Asbestos Exposure Continues to This Day
By: Chris Placitella @ Aug 26, 2011
The U.S. Department of Health and Human Services released their 12th report on carcinogenic substances, adding eight more chemical and biological agents, making a total of 240 substances which could have links to cancer. The Report on Carcinogens is a congressionally mandated, science based public health document prepared by the HHS Secretary by the National Toxicology Program.
The eight new additions include “the industrial chemical formaldehyde and a botanical known as aristolochic acids… listed as known human carcinogens. Six other substances — captafol, cobalt-tungsten carbide (in powder or hard metal form), certain inhalable glass wool fibers, o-nitrotoluene, riddelliine, and styrene — are added as substances that are reasonably anticipated to be human carcinogens.”

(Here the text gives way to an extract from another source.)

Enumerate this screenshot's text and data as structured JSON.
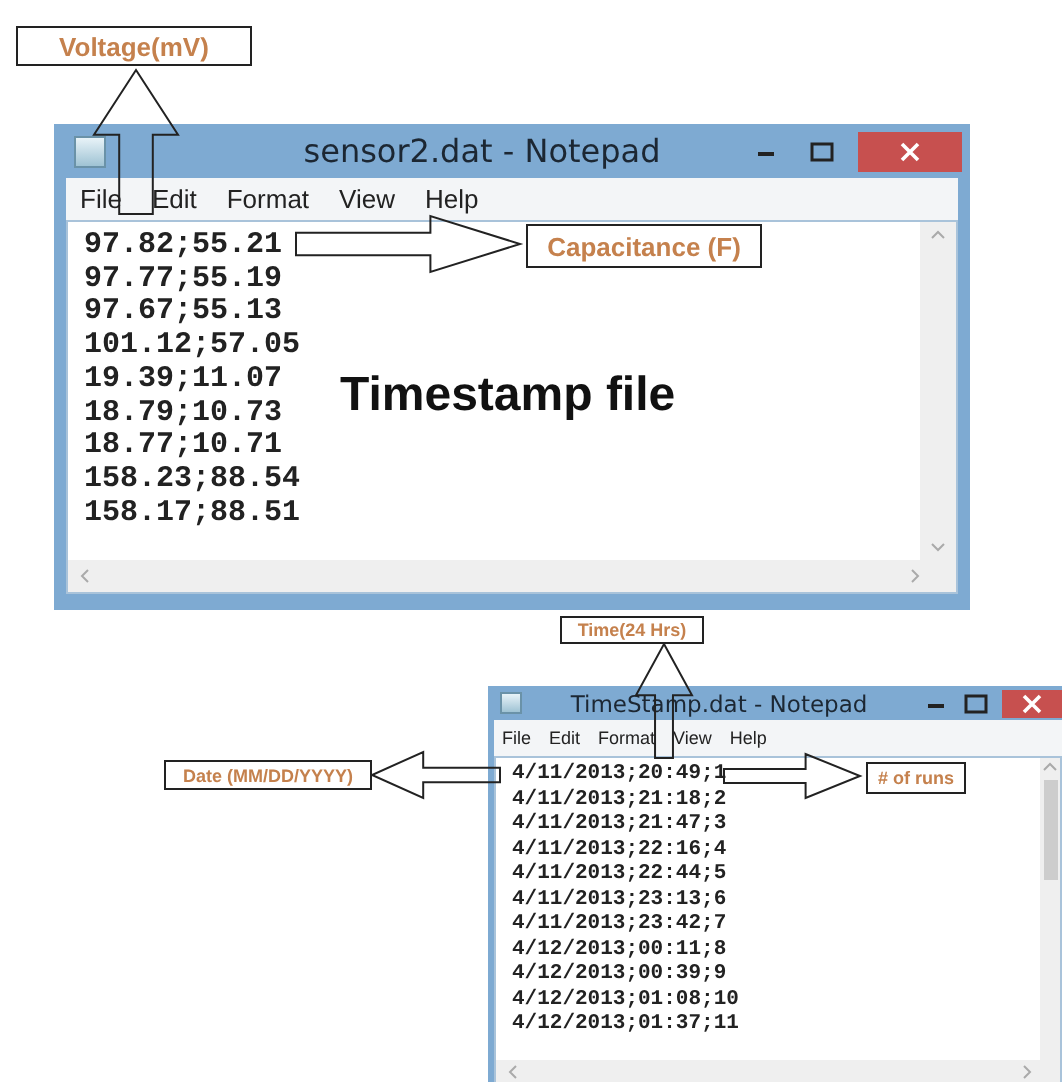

Asbestos, which was first listed in 1980 in the First Annual Report on Carcinogens, is listed on page 53 of the report, as a “known human carcinogen.” The report states, “Because asbestos products were used so widely, the entire U.S. population potentially is exposed to some degree; however, the potential for exposure continues to decline, because asbestos mining has stopped, and asbestos products are being eliminated from the market.”
The report also states that they majority of risk associated with mesothelioma today comes from “asbestos materials in building and vehicle brake linings, demolition of buildings with asbestos insulation or fireproofing , people who live near asbestos-containing waste sites or asbestos-related industries (if they use asbestos-containing products), landfills which can potentially release asbestos into the air, or people who live and work in deteriorating buildings with asbestos insulation or during or after poorly performed asbestos removal.”
Additionally, the report describes the potential of exposure for family members within a household as well, “Families of asbestos workers potentially were exposed to high fiber levels from contaminated clothing brought home for laundering”, and that, “people living in households with asbestos workers were found to have significantly elevated lung burden of asbestos, often in the same range as found in individuals occupationally exposed to asbestos, such as shipyard workers.”
“Occupational exposure still occurs today among workers who use asbestos end products, such as asbestos insulation workers, brake repair and maintenance workers, building demolition workers, and asbestos abatement workers;” meaning hundreds of thousands of workers throughout the U.S. have been estimated to have been exposed to asbestos.
Exposure to asbestos increases the risk of lung cancer and other asbestos-related diseases including asbestosis and mesothelioma. Mesothelioma is a rare form of cancer that develops in the Mesothelial cells, and is the most serious of all asbestos-related diseases, resulting in death.
According to the report, “A listing in the Report on Carcinogens does not by itself mean that a substance will cause cancer. Many factors, including the amount and duration of exposure, and an individual’s susceptibility to a substance, affect whether a person will develop cancer“…”exposure to asbestos increases these risks.”